Most people have heard of Watson — IBM’s smart computer that famously beat the quiz show Jeopardy! back in 2011. Fewer know that Watson is only one of tens-of-thousands of IBM solutions distributed across the globe.
Not only do IBM’s computers have the capacity to perform complex tasks like playing a rather intense game of Jeopardy!, they’re also used to cut costs when it comes to running business infrastructures. From insurance to banking, IBM’s zEnterprize mainframe (or System Z) is touted as being the world’s heavyweight champ when it comes to crunching the numbers behind the scenes.
Memeburn spoke with IBM’s Software Group VP Ray Jones about how the global computing company is helping businesses achieve their goals better, in turn, making our planet smarter.
The most important benefit System Z mainframes bring to business is speed. More specifically, speed to solve queries faster.
For instance, when an insurance customer wants to cover his new shiny sports car. Ordinarily, the insurance provider would have to run this query through complex algorithms which could take time. And as we all know time is money.
“If a service takes too long to give its customer an answer, they’ll simply move on, and the business opportunity will be lost,” says Jones.
To improve this, Jones points to a concept called the Single Version of the Truth. This computing management concept essentially refers to centralised data hubs, is highly valued by System Z’s functionality.
“A Single Version of the Truth has a dramatic speed in which it delivers. When it comes to the point of competing with a transaction, the single version of the truth allows queries to be run within less than a minute,” explains Jones. “It boils down to consistent answers at record speed and with low cost.”
Jones uses the example of companies like Swiss Mobiliar (see video below) in Europe that found out that people will pay more to get an accurate insurance quote in time.
Insurance is only one of the areas where this system can improve company operations. A suspected 70% to 80% of the world’s business data originates from IBM’s System Z. That’s a massive bulk of information. More than we can imagine, really.
Jones explains that if so much of the world’s data gets created in real-time, running through System Z, the extent to which one can use that data to analyse and predict events and occurrences all of the sudden gets very real. For example, 35 hours to detect fraud can get reduced to less than a minutes.
Over 90% of the world’s credit and debit cards get processed through IBM’s systems.
“Usually what happens is that most financial institutions no longer rely on their systems to predict fraud,” Jones explains. Once the perpetrator gets their hands on a card, they’re off to the the races. They’re spending the card within a very brief time-span. This is too short a time for the bank to pick up the activity until it’s too late. So instead, banks use algorithms to pick up suspicious behaviour.

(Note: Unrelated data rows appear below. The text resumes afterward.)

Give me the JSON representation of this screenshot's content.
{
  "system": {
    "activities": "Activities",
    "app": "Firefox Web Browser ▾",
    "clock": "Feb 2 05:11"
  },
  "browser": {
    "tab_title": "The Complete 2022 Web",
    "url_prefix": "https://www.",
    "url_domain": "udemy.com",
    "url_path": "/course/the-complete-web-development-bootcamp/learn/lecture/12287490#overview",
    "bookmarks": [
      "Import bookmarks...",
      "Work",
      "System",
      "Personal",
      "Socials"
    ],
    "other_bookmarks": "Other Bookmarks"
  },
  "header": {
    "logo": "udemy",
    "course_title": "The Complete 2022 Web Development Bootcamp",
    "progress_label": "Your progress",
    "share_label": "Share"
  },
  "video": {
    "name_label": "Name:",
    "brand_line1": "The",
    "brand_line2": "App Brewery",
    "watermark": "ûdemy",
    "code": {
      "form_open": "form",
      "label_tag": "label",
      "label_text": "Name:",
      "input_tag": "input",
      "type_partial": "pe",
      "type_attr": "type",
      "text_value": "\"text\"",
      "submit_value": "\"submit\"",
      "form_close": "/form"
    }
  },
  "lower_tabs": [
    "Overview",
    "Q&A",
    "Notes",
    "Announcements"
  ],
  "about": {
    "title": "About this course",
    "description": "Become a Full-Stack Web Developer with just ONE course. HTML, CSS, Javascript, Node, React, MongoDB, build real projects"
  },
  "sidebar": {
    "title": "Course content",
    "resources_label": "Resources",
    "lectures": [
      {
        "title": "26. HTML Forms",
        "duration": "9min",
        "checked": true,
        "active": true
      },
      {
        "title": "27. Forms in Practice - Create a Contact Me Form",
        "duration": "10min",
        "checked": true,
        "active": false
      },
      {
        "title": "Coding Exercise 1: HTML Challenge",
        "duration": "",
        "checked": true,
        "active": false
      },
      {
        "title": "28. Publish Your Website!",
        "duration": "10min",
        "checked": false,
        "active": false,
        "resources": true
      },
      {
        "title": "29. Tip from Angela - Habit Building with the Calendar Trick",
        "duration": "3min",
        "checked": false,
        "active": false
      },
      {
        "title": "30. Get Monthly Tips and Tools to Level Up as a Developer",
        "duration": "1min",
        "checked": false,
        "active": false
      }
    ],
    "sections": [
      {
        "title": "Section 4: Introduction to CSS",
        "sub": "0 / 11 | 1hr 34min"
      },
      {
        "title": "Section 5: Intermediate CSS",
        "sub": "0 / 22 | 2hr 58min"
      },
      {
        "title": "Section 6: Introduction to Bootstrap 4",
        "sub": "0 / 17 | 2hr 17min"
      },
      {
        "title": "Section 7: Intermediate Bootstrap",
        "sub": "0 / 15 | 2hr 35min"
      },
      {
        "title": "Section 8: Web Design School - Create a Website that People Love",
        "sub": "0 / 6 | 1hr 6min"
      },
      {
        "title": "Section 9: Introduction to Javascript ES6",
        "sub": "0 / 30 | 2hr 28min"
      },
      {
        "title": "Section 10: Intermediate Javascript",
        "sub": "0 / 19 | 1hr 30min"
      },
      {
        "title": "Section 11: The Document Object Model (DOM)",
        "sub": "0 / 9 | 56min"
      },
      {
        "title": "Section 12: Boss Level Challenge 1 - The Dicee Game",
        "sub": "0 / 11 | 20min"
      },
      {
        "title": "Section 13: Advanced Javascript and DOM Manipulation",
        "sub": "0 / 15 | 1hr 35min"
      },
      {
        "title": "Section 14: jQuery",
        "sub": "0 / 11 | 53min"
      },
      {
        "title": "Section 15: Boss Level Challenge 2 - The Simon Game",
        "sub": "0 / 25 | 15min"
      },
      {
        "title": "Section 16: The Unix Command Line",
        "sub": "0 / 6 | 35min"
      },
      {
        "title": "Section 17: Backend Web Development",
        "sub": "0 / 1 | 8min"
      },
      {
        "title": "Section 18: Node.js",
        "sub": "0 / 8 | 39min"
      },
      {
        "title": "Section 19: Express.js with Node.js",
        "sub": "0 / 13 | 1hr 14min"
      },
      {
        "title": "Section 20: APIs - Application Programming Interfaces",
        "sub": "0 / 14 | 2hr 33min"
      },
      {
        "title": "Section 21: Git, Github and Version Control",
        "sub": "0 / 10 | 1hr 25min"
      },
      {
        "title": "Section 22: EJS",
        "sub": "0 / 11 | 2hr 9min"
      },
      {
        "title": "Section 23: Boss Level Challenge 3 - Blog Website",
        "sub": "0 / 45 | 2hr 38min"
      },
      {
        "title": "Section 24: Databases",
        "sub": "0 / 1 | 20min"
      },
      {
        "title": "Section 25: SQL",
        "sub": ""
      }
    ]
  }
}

Jones shares some of his personal frustrations with fraud:
[Last year] I’ve lost four of my credit cards in the US. We got a call from our bank saying there’s been a suspicion that your identity might have been stolen. ‘We can’t prove it but based upon our suspicion, we’re going to cancel your card and create you a new one.’
In reference to the banks that fall victim in these scenarios, their losses are massive. Jones elaborates:
The banks have to ‘eat’ all the fraudulent payments. In the US, the average cost of one of those incidents is US$600, which includes everything from making the call to the customer, canceling the card, creating a new account and ultimately ‘eat’ the fraudulent amount. So far, my banks have spent US$24 000 on me this year.
“None of this is supposed to be happening,” Jones adds.
With System Z, one can have a program look at customer transactions in real-time, and like that, pick up suspicious behaviour which is then run through different algorithms instead of waiting hours, or days.
In case of scaling operations, Jones explains, “banks can choose to either go digital or opt for the expensive bricks and mortar approach.”
In Africa, FNB’s model is a good example in this regard. The South African banking giant has managed to easily grow beyond its borders by leveraging Africa’s prevalence of mobile phones.
Instead of constructing a new branch in a remote Mozambican town together with a couple of ATMs, the financial giant can instead scale by introducing its mobile app.
Jones concludes that instead of looking to tech to solve your business’ problems, rather seek to understand what questions to ask:
“The challenge is, at the end of the day, that all of these technologies merge. They come together. It’s about how do I, as a business, accomplish my goal? Whether that be to tailor my offerings for growth and/or lower my operating costs.”
“Cloud, in and of itself, doesn’t deliver. Analytics, in and of itself, doesn’t deliver. Mobile, in and of itself, doesn’t deliver,” Jones notes. “It’s about how you put the things together in terms of an end-to-end delivery system to accomplish your goal.”